§ Material for this task

━━━━━━━━━━

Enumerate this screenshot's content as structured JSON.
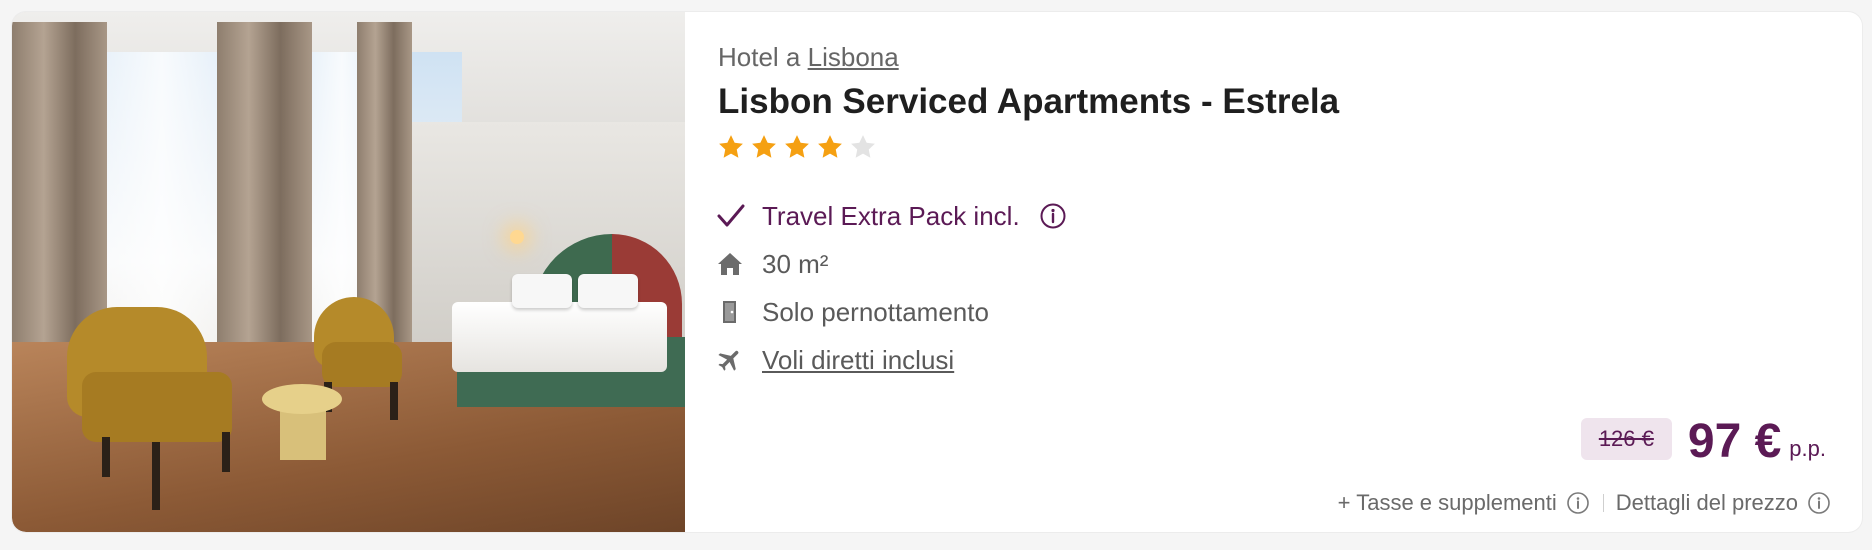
{
  "listing": {
    "category_prefix": "Hotel a",
    "city_link": "Lisbona",
    "name": "Lisbon Serviced Apartments - Estrela",
    "rating": {
      "stars": 4,
      "max": 5,
      "filled_color": "#f5a012",
      "empty_color": "#e3e3e3"
    },
    "photo_icon": "hotel-room-photo"
  },
  "features": [
    {
      "icon": "check-icon",
      "label": "Travel Extra Pack incl.",
      "has_info": true,
      "info_icon": "info-icon"
    },
    {
      "icon": "home-icon",
      "label": "30 m²"
    },
    {
      "icon": "door-icon",
      "label": "Solo pernottamento"
    },
    {
      "icon": "plane-icon",
      "label": "Voli diretti inclusi",
      "link": true
    }
  ],
  "price": {
    "old": "126 €",
    "current": "97 €",
    "unit": "p.p.",
    "color": "#5b1a55"
  },
  "extras": {
    "taxes_label": "+ Tasse e supplementi",
    "details_label": "Dettagli del prezzo"
  }
}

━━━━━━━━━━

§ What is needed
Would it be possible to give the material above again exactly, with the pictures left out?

§ Task response
Enumerate this screenshot's content as structured JSON.
{
  "listing": {
    "category_prefix": "Hotel a",
    "city_link": "Lisbona",
    "name": "Lisbon Serviced Apartments - Estrela",
    "rating": {
      "stars": 4,
      "max": 5,
      "filled_color": "#f5a012",
      "empty_color": "#e3e3e3"
    },
    "photo_icon": "hotel-room-photo"
  },
  "features": [
    {
      "icon": "check-icon",
      "label": "Travel Extra Pack incl.",
      "has_info": true,
      "info_icon": "info-icon"
    },
    {
      "icon": "home-icon",
      "label": "30 m²"
    },
    {
      "icon": "door-icon",
      "label": "Solo pernottamento"
    },
    {
      "icon": "plane-icon",
      "label": "Voli diretti inclusi",
      "link": true
    }
  ],
  "price": {
    "old": "126 €",
    "current": "97 €",
    "unit": "p.p.",
    "color": "#5b1a55"
  },
  "extras": {
    "taxes_label": "+ Tasse e supplementi",
    "details_label": "Dettagli del prezzo"
  }
}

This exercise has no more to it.